With large scale breaches reaching a near-constant tempo, many questions have been raised about the viability of a safe and secure digital infrastructure.
But one thing which has by now become crystal clear is that we are living in an era where we no longer have the luxury of asking if we'll be hacked, but rather
when and how badly .
Over the past week, hordes of security experts, reporters, and financial analysts descended on Las Vegas to attend the annual Black Hat and Def Con conferences.
Yet, speakers used the thousands of hours of presentations to highlight the increasing security risks as we turn toward the third decade of the 20th century.
Ironically, it is an open secret among cyber security professionals that our digital security is far worse than people would like to imagine, while the security
talent gap only continues to widen. When one hacker demoed how he'd hacked into a Smart TV via a drone-mounted radio, hardly anyone present was surprised. After
all, Smart TVs have had known vulnerabilities for nearly half a decade now.
Again: It is no longer a question of if you'll be hacked, it is only a question of when and how badly. And so, the task of security teams cannot only be to
protect digital assets, but also to plan for their eventual compromise.
A couple weeks ago, I wrote about what to do once you've been hacked. But the truth is that the preparation must begin before you're attacked.
Sure, a Business Continuity Plan can go a long way in mitigating the breach and in some cases reversing the damage, but that's only possible if you already have
an effective BCP in place prior to the attack. An effective BCP doesn't just include key elements like your Disaster Recovery, Business Impact Analysis, and
Cyber Incident Response Plan, but is also regularly audited and kept up-to-date. In other words, unless the real threat of a successful breach is accepted and
taken seriously, your BCP will likely prove ineffective and, more often than not, discarded.
Furthermore, as mentioned in my previous article, Silent Breach estimates that partnering with a reputable cyber security firm is the single most effective step
you can take to mitigate your digital security risks. In fact, Silent Breach even offers a Managed Response package to streamline and automate much of your
post-breach workflow. But once again, this only works if you have a partnership in place before the services are needed.

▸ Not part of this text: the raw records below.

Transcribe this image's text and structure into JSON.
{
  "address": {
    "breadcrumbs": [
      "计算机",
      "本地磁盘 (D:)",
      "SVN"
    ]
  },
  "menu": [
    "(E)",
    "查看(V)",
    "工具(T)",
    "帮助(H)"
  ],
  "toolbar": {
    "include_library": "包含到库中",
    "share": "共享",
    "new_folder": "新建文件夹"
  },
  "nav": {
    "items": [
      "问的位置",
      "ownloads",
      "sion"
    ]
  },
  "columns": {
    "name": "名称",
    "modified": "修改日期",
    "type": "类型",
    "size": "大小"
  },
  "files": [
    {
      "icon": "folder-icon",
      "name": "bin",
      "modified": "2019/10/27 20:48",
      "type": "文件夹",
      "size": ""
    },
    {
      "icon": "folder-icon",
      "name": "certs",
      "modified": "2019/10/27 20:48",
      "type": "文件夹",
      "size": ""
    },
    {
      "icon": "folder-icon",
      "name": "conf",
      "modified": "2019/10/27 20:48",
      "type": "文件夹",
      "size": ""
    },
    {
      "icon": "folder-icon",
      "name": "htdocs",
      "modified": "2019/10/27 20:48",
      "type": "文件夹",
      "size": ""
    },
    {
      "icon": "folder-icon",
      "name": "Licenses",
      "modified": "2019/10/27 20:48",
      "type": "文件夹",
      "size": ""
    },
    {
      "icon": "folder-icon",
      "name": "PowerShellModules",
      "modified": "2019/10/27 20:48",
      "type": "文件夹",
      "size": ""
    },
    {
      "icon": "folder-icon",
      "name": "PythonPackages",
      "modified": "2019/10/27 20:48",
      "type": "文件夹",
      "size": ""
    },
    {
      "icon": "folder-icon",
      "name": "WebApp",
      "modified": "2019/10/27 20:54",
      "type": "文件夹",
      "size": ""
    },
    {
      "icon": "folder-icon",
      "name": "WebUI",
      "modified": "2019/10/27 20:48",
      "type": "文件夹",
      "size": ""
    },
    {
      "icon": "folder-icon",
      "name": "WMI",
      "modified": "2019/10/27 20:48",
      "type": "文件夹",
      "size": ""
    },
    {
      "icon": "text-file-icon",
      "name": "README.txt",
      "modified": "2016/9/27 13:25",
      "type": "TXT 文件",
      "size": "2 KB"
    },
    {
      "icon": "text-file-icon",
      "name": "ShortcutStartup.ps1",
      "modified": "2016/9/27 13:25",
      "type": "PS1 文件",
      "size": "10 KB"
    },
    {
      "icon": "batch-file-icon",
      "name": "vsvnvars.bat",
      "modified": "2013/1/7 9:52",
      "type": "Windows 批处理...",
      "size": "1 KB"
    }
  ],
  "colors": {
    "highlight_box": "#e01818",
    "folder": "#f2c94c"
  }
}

In short: anyone who tells you that they can provide you with complete security is either lying to you or living in a bygone era. Today, in 2019, cyber security
is at its best when it protects you today, and plans for tomorrow.
Now, when the inevitable occurs, will you be prepared?